Walter Ong, a Jesuit who studied linguistics was fascinated by the difference between oral and literary cultures. Oral cultures value one sort of communication structure and literate ones another. (The difference is explained in The Atlantic article by Robinson Meyer linked below.)
Twitter (and to a similar degree Facebook, and I guess in a way even Instagram and Snapchat) represents an intersection between the oral and literary communication paradigms.
Before Ong died in 2003, he was asked about a special kind of writing that people do online, a genre of communication familiar to any Slack or AIM user or group-chat texter. It’s a mode that delivers words live and at the speed of speech—in which, as Ong put it, “textualized verbal exchange registers psychologically as having the temporal immediacy of oral exchange.” (This is apparently how a Jesuit talks about sliding into one’s DMs.) Ong called this new fusion “secondary literacy,” but today we just call it texting. Whatever its name, it reigned during Twitter’s early days.

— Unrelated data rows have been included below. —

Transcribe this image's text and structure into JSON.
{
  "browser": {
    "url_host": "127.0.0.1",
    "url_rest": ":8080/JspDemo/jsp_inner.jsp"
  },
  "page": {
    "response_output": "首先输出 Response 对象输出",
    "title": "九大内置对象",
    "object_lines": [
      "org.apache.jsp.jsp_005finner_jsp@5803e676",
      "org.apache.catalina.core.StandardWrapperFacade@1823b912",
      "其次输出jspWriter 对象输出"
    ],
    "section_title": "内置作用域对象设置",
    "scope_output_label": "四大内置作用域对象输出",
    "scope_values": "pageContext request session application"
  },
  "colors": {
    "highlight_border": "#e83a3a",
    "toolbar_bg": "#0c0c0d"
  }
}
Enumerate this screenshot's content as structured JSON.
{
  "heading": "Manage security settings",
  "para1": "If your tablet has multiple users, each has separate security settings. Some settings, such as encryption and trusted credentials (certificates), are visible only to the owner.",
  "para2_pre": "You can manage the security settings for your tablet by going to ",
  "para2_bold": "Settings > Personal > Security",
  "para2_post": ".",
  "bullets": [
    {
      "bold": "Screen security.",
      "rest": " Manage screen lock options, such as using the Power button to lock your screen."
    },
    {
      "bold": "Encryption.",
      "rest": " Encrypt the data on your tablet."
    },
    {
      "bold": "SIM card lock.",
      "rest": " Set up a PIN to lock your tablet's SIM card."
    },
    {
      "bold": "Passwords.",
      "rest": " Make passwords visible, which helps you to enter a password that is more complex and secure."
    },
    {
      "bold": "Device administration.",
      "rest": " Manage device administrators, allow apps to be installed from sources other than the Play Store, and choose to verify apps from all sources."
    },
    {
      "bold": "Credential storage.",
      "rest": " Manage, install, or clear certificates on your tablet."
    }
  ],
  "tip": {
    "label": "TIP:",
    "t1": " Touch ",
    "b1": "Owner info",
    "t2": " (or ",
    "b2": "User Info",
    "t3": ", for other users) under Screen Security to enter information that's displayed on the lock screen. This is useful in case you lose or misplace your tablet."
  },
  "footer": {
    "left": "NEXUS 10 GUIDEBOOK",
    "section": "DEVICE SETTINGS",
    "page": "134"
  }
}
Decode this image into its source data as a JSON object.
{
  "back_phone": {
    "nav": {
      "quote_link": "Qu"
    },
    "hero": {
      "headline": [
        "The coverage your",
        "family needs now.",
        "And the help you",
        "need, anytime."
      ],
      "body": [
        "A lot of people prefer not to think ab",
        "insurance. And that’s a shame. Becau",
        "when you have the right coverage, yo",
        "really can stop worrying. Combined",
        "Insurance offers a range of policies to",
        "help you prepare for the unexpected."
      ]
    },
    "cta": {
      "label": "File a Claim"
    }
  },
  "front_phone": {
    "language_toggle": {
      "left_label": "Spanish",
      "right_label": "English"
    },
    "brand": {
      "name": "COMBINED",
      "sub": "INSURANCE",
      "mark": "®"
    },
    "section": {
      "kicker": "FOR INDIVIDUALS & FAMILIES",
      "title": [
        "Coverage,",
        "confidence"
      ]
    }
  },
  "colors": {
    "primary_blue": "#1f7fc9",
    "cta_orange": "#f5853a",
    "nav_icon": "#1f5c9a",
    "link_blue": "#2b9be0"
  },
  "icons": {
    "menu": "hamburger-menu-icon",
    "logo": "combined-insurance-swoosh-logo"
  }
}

As I once wrote: “Twitter lets users read the same words at different times, which is a key aspect of literacy. Tweets are chatty, fusing word and action like orality; and also declarative, severable, preservable, and analyzable like literacy.”Why Twitter May Be Ruinous for the Left – The Atlantic
The point is that the forms and structures that we’ve used to facilitate oral communication and the ones used in literary cultures aren’t working to structure and coral communications in this new melding of the two. That’s good in a lot of ways, especially for marginalized voices that have been frozen out of the mainstream conversation by the above referenced tools (editorial conventions, academic imprimatur, etc.)
But it’s a challenge too, and one that is presently pushing the spinning orb of our body politic off its traditional orbits. The way people used to speak in rallies and small gatherings of supporters is suddenly being treated in the same way that formal position statements and sworn testimony had been. And it’s not working. The “rules” didn’t anticipate this meta-state of oral/written language. I expect they (we) will catch up, but it may take a generation, and in the interim, the already stressed social structures are going to be under a sort of stress they haven’t experienced since we saw the rise of a broad literary cultural during the renaissance.
Meyer’s article takes this idea and applies it to the way that transient literary communication is undermining the way the political left has built its coalitions. But what he writes about is just as important for the life of the Church (particularly the broadly catholic expressions) which have tried to create a middle ground where all can meet. But in a cancel culture, is that sort of coalition building even possible? Every difference is magnified and coalitions rise and fall at an unanticipated rate.
Go read the article. As unhappy the future it implies is coming, it’s still better to consider why what we’re seeing happen is happening than it is to just sit and grumble about how frustrated we are with what is happening.